---------- DATASET ENTRIES ----------

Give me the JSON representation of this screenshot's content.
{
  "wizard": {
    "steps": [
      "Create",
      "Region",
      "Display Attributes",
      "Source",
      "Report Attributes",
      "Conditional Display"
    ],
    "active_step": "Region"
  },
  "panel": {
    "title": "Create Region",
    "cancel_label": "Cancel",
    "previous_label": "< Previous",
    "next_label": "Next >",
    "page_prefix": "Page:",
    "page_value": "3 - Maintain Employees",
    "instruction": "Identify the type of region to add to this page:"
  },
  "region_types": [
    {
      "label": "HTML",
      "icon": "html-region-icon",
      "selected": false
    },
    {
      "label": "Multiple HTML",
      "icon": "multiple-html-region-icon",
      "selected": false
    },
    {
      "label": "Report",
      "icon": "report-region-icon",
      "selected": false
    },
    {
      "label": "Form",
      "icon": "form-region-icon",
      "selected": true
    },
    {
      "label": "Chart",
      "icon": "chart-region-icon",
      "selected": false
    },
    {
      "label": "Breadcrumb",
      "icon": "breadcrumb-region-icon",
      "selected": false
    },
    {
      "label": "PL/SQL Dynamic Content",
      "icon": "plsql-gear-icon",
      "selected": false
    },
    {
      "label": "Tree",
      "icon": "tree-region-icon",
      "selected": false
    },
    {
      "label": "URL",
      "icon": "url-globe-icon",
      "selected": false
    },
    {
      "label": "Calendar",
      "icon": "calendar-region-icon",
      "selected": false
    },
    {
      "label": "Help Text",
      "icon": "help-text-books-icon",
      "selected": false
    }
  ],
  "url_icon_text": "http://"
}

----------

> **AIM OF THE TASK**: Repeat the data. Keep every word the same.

> **RESULT FOR THIS EXERCISE**:
Give me the JSON representation of this screenshot's content.
{
  "wizard": {
    "steps": [
      "Create",
      "Region",
      "Display Attributes",
      "Source",
      "Report Attributes",
      "Conditional Display"
    ],
    "active_step": "Region"
  },
  "panel": {
    "title": "Create Region",
    "cancel_label": "Cancel",
    "previous_label": "< Previous",
    "next_label": "Next >",
    "page_prefix": "Page:",
    "page_value": "3 - Maintain Employees",
    "instruction": "Identify the type of region to add to this page:"
  },
  "region_types": [
    {
      "label": "HTML",
      "icon": "html-region-icon",
      "selected": false
    },
    {
      "label": "Multiple HTML",
      "icon": "multiple-html-region-icon",
      "selected": false
    },
    {
      "label": "Report",
      "icon": "report-region-icon",
      "selected": false
    },
    {
      "label": "Form",
      "icon": "form-region-icon",
      "selected": true
    },
    {
      "label": "Chart",
      "icon": "chart-region-icon",
      "selected": false
    },
    {
      "label": "Breadcrumb",
      "icon": "breadcrumb-region-icon",
      "selected": false
    },
    {
      "label": "PL/SQL Dynamic Content",
      "icon": "plsql-gear-icon",
      "selected": false
    },
    {
      "label": "Tree",
      "icon": "tree-region-icon",
      "selected": false
    },
    {
      "label": "URL",
      "icon": "url-globe-icon",
      "selected": false
    },
    {
      "label": "Calendar",
      "icon": "calendar-region-icon",
      "selected": false
    },
    {
      "label": "Help Text",
      "icon": "help-text-books-icon",
      "selected": false
    }
  ],
  "url_icon_text": "http://"
}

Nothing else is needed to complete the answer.